One of the main reasons I believe inflation is inevitable in the future is directly tied to the government and their ability to print U.S. dollars. Think about this logically: The more of something there is available to the masses, the less it will be worth. So as the government floods the market with more dollars it will eventually lead to a decreasing value for the greenback. This lower value will result in an increase in prices for goods and services, thus inflation.

The counterargument versus the influx of cash into the system is that over the last two years the CPI number has shown little inflation. While that may be true, the reason the money is not already infiltrating our wallets has to do with the banking system. The large financial companies in the U.S. are sitting on hordes of cash that is not making its way to potential borrowers.

The Banks are Hording

Do not blame the banks for sitting on the cash. With the amount of regulations being placed on the financial sector by the government, why would a bank loan out money? Due to the more stringent capital requirements, the banks are forced to hold more cash in the event of another financial crisis. Adding to the problem is the potential changes to regulation and the tax code in the future -- the unknowns are a major issue.

If you are still against the banks, think about it in this manner. As a publicly traded company, the goal is to maximize the value of the company for its shareholders. To achieve this goal, banks want to lend money they can borrow for next to nothing to potential borrowers. The large spread between the borrowing interest rate and the rate offered to customers is pure cash for the banks.

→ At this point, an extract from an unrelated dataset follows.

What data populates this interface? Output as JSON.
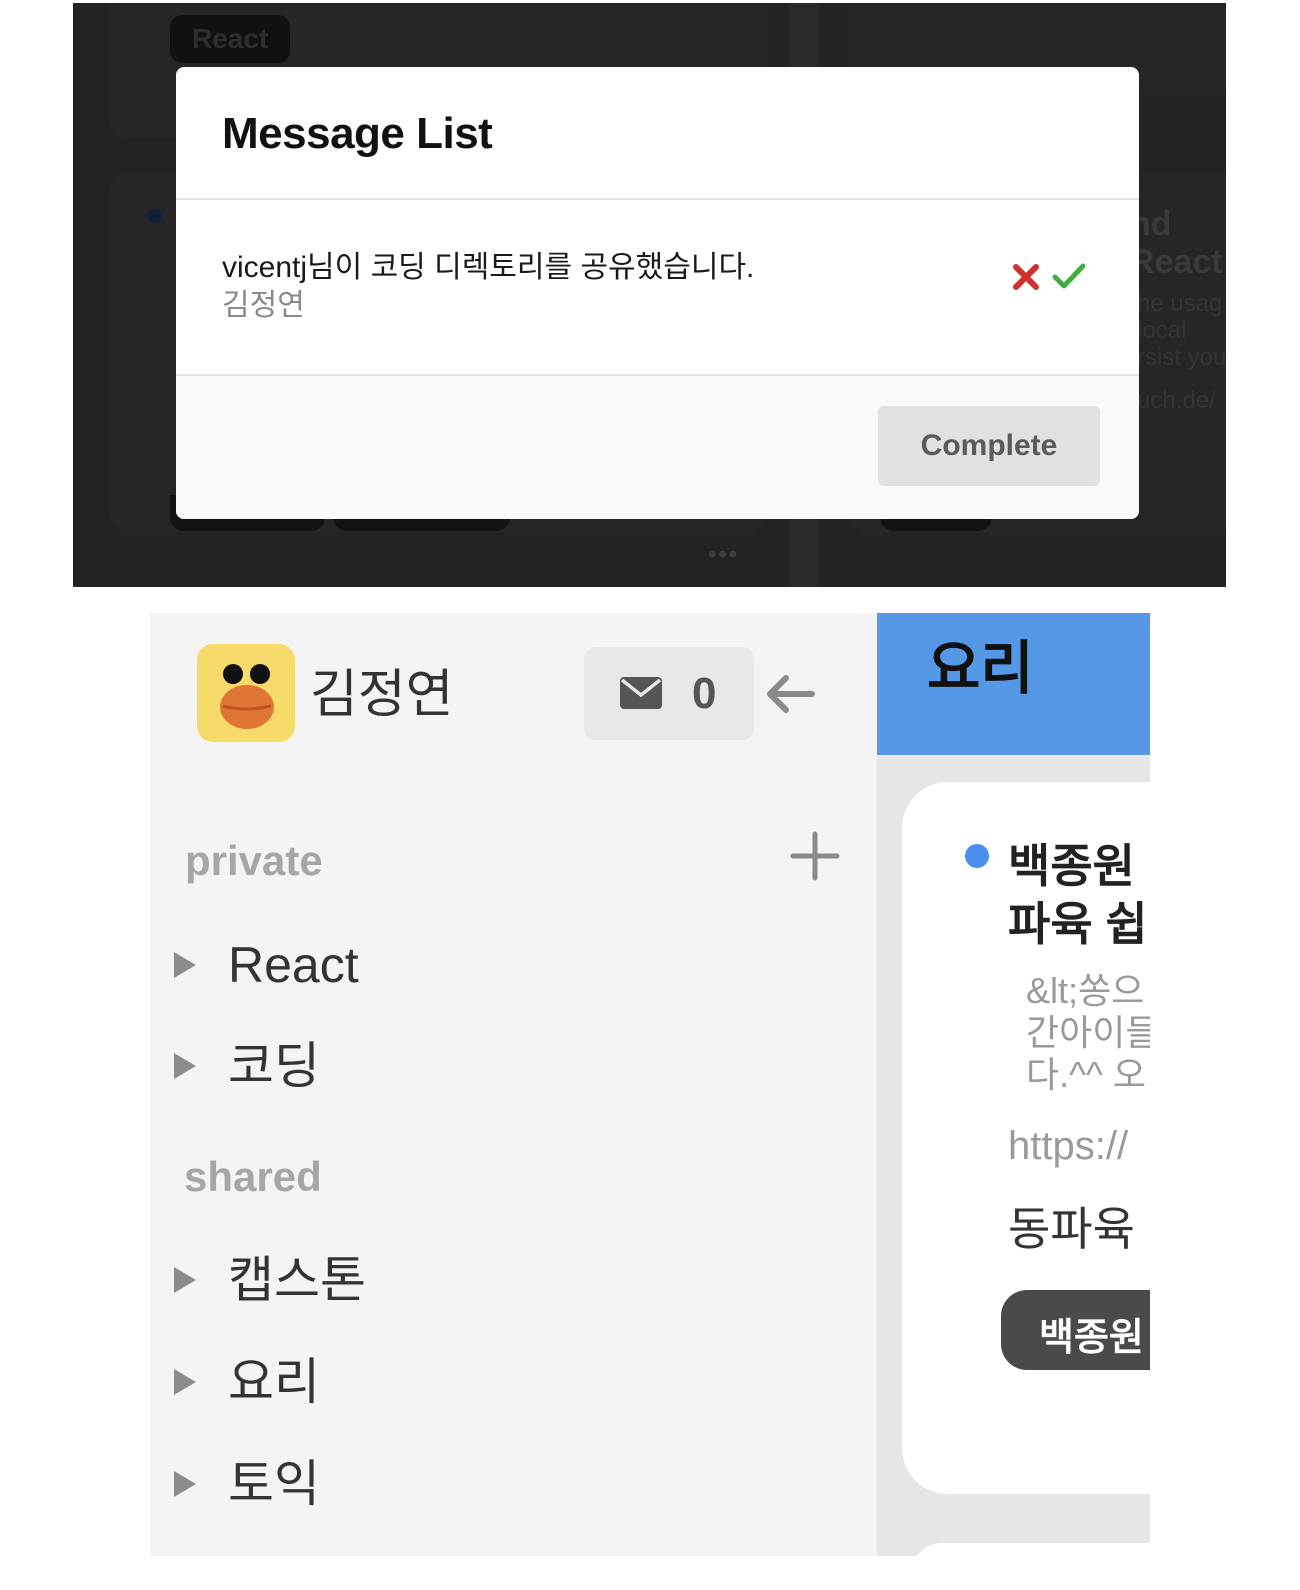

Lending Will Come Back

As long as we can avoid another global recession and financial system collapse, the banks will begin to put the cash they are sitting on back into the marketplace. When this begins it will be one of the first definitive signals that serious inflation is right around the corner.

The uptick in global stock markets and Europe looking as if they may be working toward a resolution is another signal that the banks lending will be the next logical step. A stronger economy will allow for the banks to be more aggressive with their reserves and the lending begins to increase.

What may be good for your portfolio today, may be a portfolio killer in a couple of years. Prepare now for inflation.

Matt McCall is founder and president of Penn Financial Group, an investment advisory firm that specializes in ETFs and individual portfolio management. Matt is the author of two investment books: The Swing Trader's Bible: Strategies to Profit from Market Volatility and The Next Great Bull Market: How to Pick Winning Stocks and Sectors in the New Global Economy. He is a regular host on the Fox News Channel. His credits include: The Wall Street Journal, CNBC, Business Week, Bloomberg TV, and Investor's Business Daily, to name a few. You can check out his Web site here: